* **Action item**
Leave the pictures behind and repeat all the entries exactly.

* **Records for this exercise**
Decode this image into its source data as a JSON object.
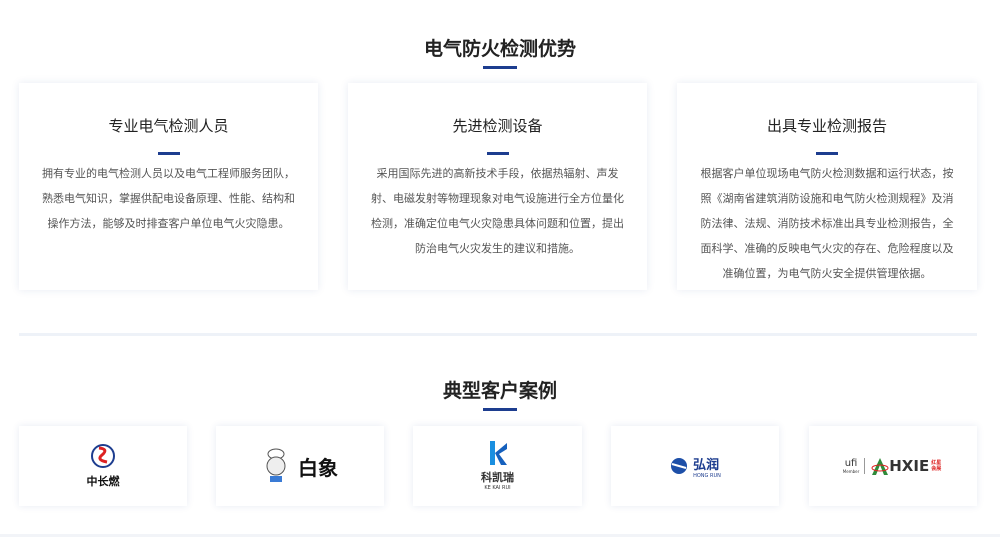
{
  "advantages": {
    "title": "电气防火检测优势",
    "cards": [
      {
        "title": "专业电气检测人员",
        "text": "拥有专业的电气检测人员以及电气工程师服务团队，熟悉电气知识，掌握供配电设备原理、性能、结构和操作方法，能够及时排查客户单位电气火灾隐患。"
      },
      {
        "title": "先进检测设备",
        "text": "采用国际先进的高新技术手段，依据热辐射、声发射、电磁发射等物理现象对电气设施进行全方位量化检测，准确定位电气火灾隐患具体问题和位置，提出防治电气火灾发生的建议和措施。"
      },
      {
        "title": "出具专业检测报告",
        "text": "根据客户单位现场电气防火检测数据和运行状态，按照《湖南省建筑消防设施和电气防火检测规程》及消防法律、法规、消防技术标准出具专业检测报告，全面科学、准确的反映电气火灾的存在、危险程度以及准确位置，为电气防火安全提供管理依据。"
      }
    ]
  },
  "cases": {
    "title": "典型客户案例",
    "logos": [
      {
        "name": "中长燃"
      },
      {
        "name": "白象"
      },
      {
        "name": "科凯瑞",
        "sub": "KE KAI RUI"
      },
      {
        "name": "弘润",
        "sub": "HONG RUN"
      },
      {
        "name": "HXIE",
        "ufi": "ufi",
        "member": "Member",
        "cn": "红星会展"
      }
    ]
  },
  "colors": {
    "accent": "#1d3d8f"
  }
}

* **Response area**
Decode this image into its source data as a JSON object.
{
  "advantages": {
    "title": "电气防火检测优势",
    "cards": [
      {
        "title": "专业电气检测人员",
        "text": "拥有专业的电气检测人员以及电气工程师服务团队，熟悉电气知识，掌握供配电设备原理、性能、结构和操作方法，能够及时排查客户单位电气火灾隐患。"
      },
      {
        "title": "先进检测设备",
        "text": "采用国际先进的高新技术手段，依据热辐射、声发射、电磁发射等物理现象对电气设施进行全方位量化检测，准确定位电气火灾隐患具体问题和位置，提出防治电气火灾发生的建议和措施。"
      },
      {
        "title": "出具专业检测报告",
        "text": "根据客户单位现场电气防火检测数据和运行状态，按照《湖南省建筑消防设施和电气防火检测规程》及消防法律、法规、消防技术标准出具专业检测报告，全面科学、准确的反映电气火灾的存在、危险程度以及准确位置，为电气防火安全提供管理依据。"
      }
    ]
  },
  "cases": {
    "title": "典型客户案例",
    "logos": [
      {
        "name": "中长燃"
      },
      {
        "name": "白象"
      },
      {
        "name": "科凯瑞",
        "sub": "KE KAI RUI"
      },
      {
        "name": "弘润",
        "sub": "HONG RUN"
      },
      {
        "name": "HXIE",
        "ufi": "ufi",
        "member": "Member",
        "cn": "红星会展"
      }
    ]
  },
  "colors": {
    "accent": "#1d3d8f"
  }
}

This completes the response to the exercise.